On Monday evening, the Budapest Festival Orchestra held an extremely successful concert in Paris comprising the works of Bartók and Schubert: the almost two thousand people in the Salle Pleyel in Paris reserved some of their rapturous applause for pianist Dezső Ránki, who stepped in to replace András Schiff in the solo of the Second Concerto after he suddenly fell ill.
We were extremely lucky that Dezső Ránki was able to replace András Schiff who came down with flu – said music director Iván Fischer after the concert. The conductor also revealed that the change came to light only three days before the concert, and he personally recommended Dezső Ránki to the French organisers of the concert after the pianist had previously played the same work with the Budapest Festival Orchestra.
The first half of the concert comprised Béla Bartók’s Peasant Songs and Piano Concerto No. 2, while after the interval the orchestra played Franz Schubert’s Symphony No. 9. A few months after the orchestra’s major tour of the USA and Europe last year, Iván Fischer said the “last and overdue stop was Paris” with the Bartók-Schubert programme.
– It was fantastic to see the enthusiasm of the Parisian audience – said Iván Fischer, referring to the fact that he asked the audience to vote at the end of the concert whether they would like to hear Bartók or Schubert in the encore. The audience shouted out both of the composers’ names in turn, and so after it transpired that both Bartók and Schubert were equally popular, the orchestra played short excerpts of the works of both composers in the encore.
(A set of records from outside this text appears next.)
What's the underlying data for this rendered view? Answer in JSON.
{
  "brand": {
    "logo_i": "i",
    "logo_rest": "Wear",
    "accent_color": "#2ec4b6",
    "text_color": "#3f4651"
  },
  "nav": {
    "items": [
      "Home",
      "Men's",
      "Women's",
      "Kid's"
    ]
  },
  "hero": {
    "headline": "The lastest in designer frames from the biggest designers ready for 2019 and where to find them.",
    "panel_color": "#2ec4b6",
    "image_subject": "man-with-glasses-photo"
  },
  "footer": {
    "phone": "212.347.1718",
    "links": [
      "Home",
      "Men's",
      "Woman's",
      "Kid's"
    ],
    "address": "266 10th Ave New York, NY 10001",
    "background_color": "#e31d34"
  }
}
The conductor believes that there is strong kinship between the two seemingly very different composers, and this is why he paired them together. – These are two composers speaking two very different languages yet whose works are strikingly similar in content: People encounter very profound poetic emotions through Bartók’s works, and Schubert was the first major creator of such emotions – said Iván Fischer.
The “permanent relationship” between the orchestra and one of the most prominent French concert halls is “extremely successful”, in the words of the music director; the Budapest Festival Orchestra is considered a returning guest at the Salle Pleyel, taking to the stage here most recently one year ago as part of the international Liszt Ferenc Year, and set to return in September.
The Festival Orchestra will next be performing in Hungary on 29 March in Veszprém.